CHENNAI/MADURAI: If you thought honour killings are confined to northern states, here’s a reality check: a Tamil Nadu girl, who eloped with her boyfriend after she was married off to a man 15 years older to her, paid a heavy price for it. She lost her lover and was brutally attacked and ostracized by her family and community. Megala decided to follow her heart. And paid a heavy price for it, losing her lover and being attacked and ostracised by her family and community in Manamadurai. The latest in a series of such attacks on women in the state, the Megala case dispels the popular notion that ‘honour killings’ are confined to Punjab, Haryana and Uttar Pradesh in the north; southern states such as Tamil Nadu and Andhra Pradesh too witness similar incidents periodically. Many of them are sparked off when educated single women walk out of their homes and choose their own partners, sometimes from another community or caste.Honour crimes and killings take place when young people challenge accepted norms of marriage, according to a study commissioned by the National Commission for Women (NCW). Megala, 20, and Sivakumar, 24, were told they couldn’t marry as they were related. Her family married her off in June. Ten days after the wedding, she ran away with Sivakumar. Her family tracked the couple down and attacked Sivakumar with ‘aruvaals’. Sivakumar died on the spot, and his killers, who included her father and brother, have been arrested. Megala, now in hospital, says that everyone in her village, including her mother, feels that the punishment is justified as she brought shame to her village and the Thevar community to which she belongs.
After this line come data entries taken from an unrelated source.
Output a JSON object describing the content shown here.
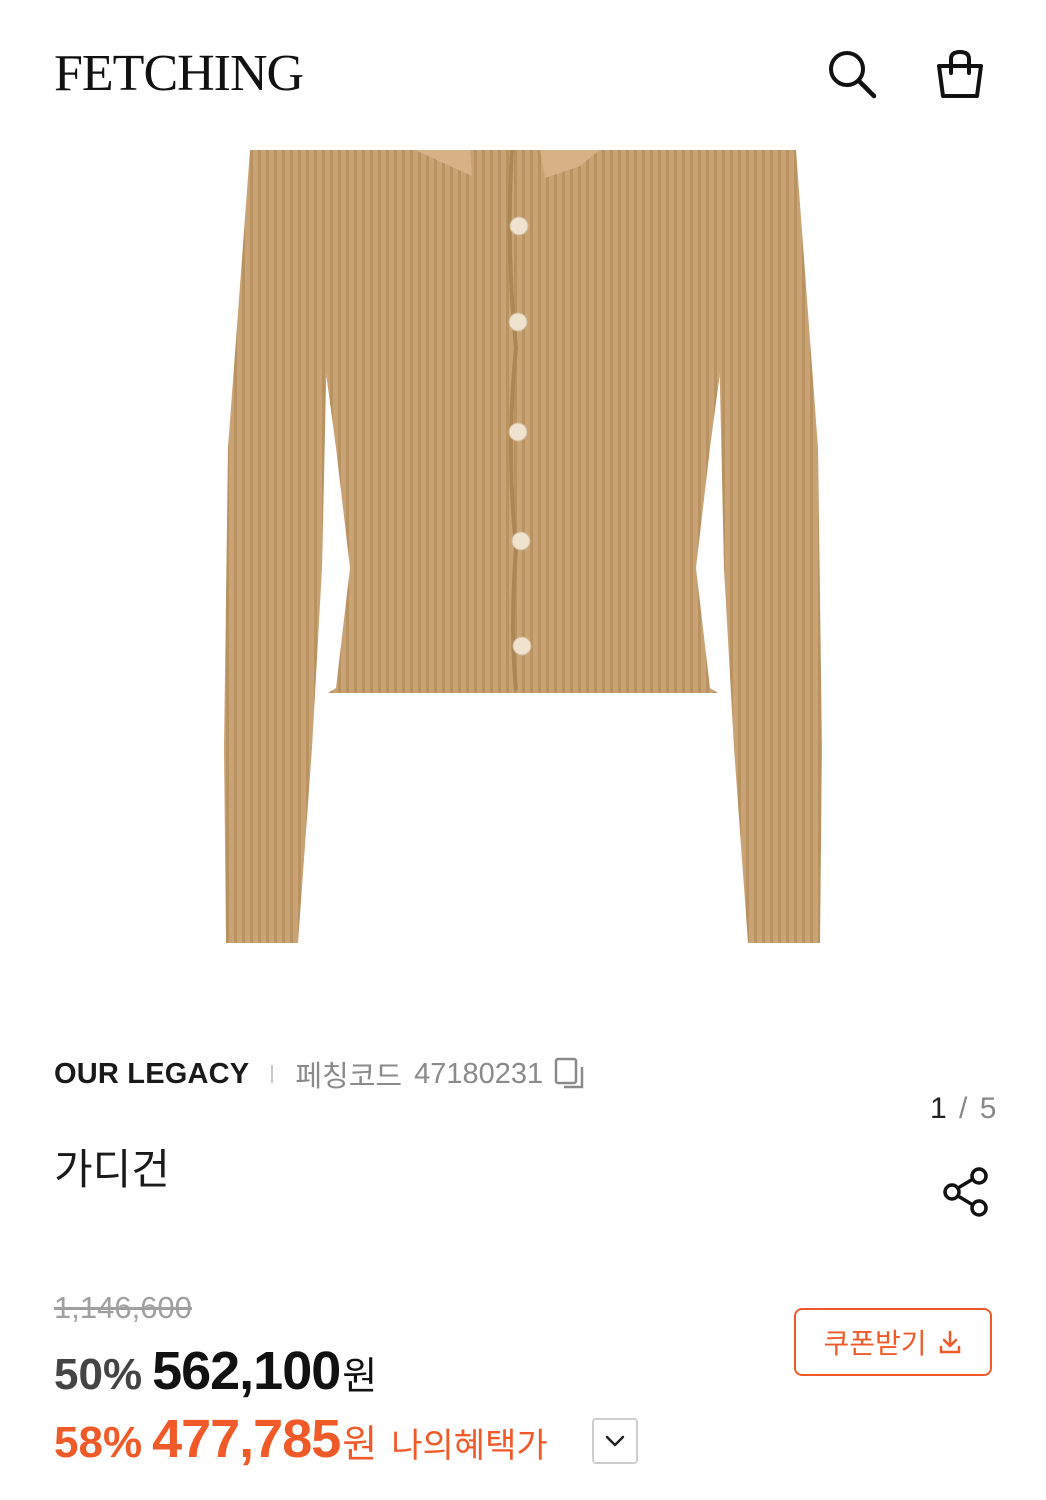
{
  "header": {
    "logo": "FETCHING",
    "search_icon": "search-icon",
    "cart_icon": "shopping-bag-icon"
  },
  "gallery": {
    "current_index": "1",
    "separator": "/",
    "total": "5",
    "image_subject": "beige ribbed knit cardigan",
    "image_color": "#c8a274"
  },
  "product": {
    "brand": "OUR LEGACY",
    "code_label": "페칭코드",
    "code_value": "47180231",
    "name": "가디건"
  },
  "pricing": {
    "original_price": "1,146,600",
    "discount_percent": "50%",
    "sale_price": "562,100",
    "currency": "원",
    "benefit_percent": "58%",
    "benefit_price": "477,785",
    "benefit_label": "나의혜택가",
    "coupon_button_label": "쿠폰받기"
  },
  "colors": {
    "accent": "#f05a28",
    "text": "#111111",
    "muted": "#8a8a8a"
  }
}
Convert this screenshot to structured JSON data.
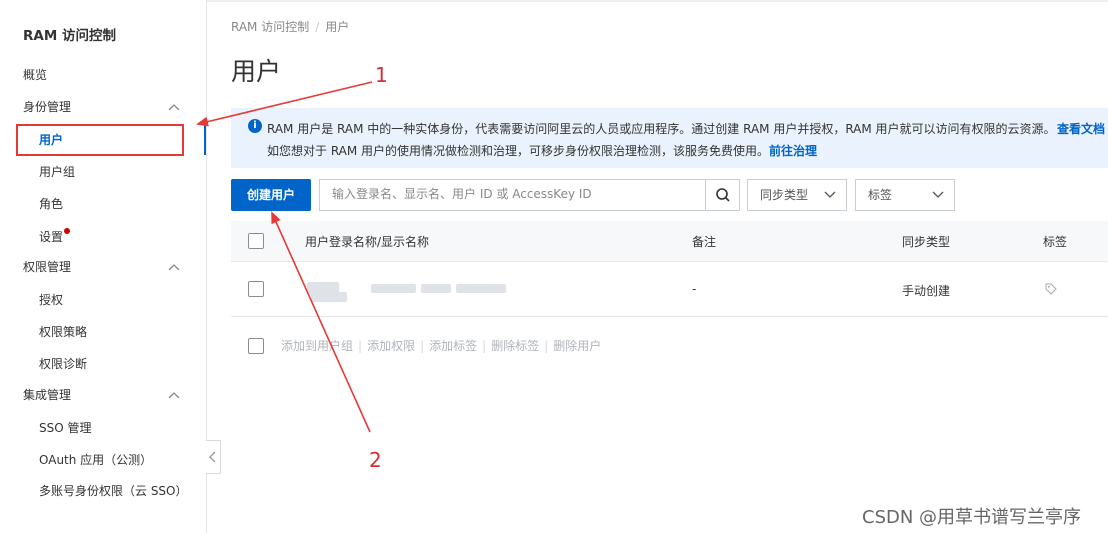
{
  "sidebar": {
    "title": "RAM 访问控制",
    "overview": "概览",
    "groups": [
      {
        "label": "身份管理",
        "items": [
          "用户",
          "用户组",
          "角色",
          "设置"
        ]
      },
      {
        "label": "权限管理",
        "items": [
          "授权",
          "权限策略",
          "权限诊断"
        ]
      },
      {
        "label": "集成管理",
        "items": [
          "SSO 管理",
          "OAuth 应用（公测）",
          "多账号身份权限（云 SSO）"
        ]
      }
    ],
    "active_item": "用户"
  },
  "breadcrumb": [
    "RAM 访问控制",
    "用户"
  ],
  "page_title": "用户",
  "info": {
    "line1": "RAM 用户是 RAM 中的一种实体身份，代表需要访问阿里云的人员或应用程序。通过创建 RAM 用户并授权，RAM 用户就可以访问有权限的云资源。",
    "doc_link": "查看文档",
    "line2": "如您想对于 RAM 用户的使用情况做检测和治理，可移步身份权限治理检测，该服务免费使用。",
    "govern_link": "前往治理"
  },
  "toolbar": {
    "create_label": "创建用户",
    "search_placeholder": "输入登录名、显示名、用户 ID 或 AccessKey ID",
    "sync_select": "同步类型",
    "tag_select": "标签"
  },
  "table": {
    "columns": [
      "用户登录名称/显示名称",
      "备注",
      "同步类型",
      "标签"
    ],
    "rows": [
      {
        "name": "",
        "note": "-",
        "sync": "手动创建",
        "tag": "tag-icon"
      }
    ]
  },
  "batch_actions": [
    "添加到用户组",
    "添加权限",
    "添加标签",
    "删除标签",
    "删除用户"
  ],
  "annotations": [
    "1",
    "2"
  ],
  "watermark": "CSDN @用草书谱写兰亭序",
  "colors": {
    "primary": "#0064c8",
    "annotation": "#e53935",
    "info_bg": "#eaf3fd",
    "dot": "#d40000"
  }
}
The accusation against her are virtually the same as those made against victims in north India. The NCW study, still underway, shows that of the 326 cases of conflict surveyed so far nationwide, 72% were because the couple crossed caste barriers and only 3% were because the couple were from the same gotra. “Women are making their own choices and in a patriarchal set-up this causes problems,” says Ravi Kant, Supreme Court Advocate and President of Shakti Vahini, the organisation that is conducting the study for NCW.
Activists in Tamil Nadu endorse this view. “Honour killings are not unheard of in TN. The basis is usually caste, more often than not a Dalit boy marrying an upper caste girl,” says U Vasuki, general secretary, All-India Democratic Women’s Association (AIDWA). But there is no data available to indicate the extent of the problem, primarily because cases are registered as murder under the IPC without charges to indicate that it may be an honour killing. If the case involves a Dalit and a non-Dalit, it is registered under the SC/ST Prevention of Atrocities Act.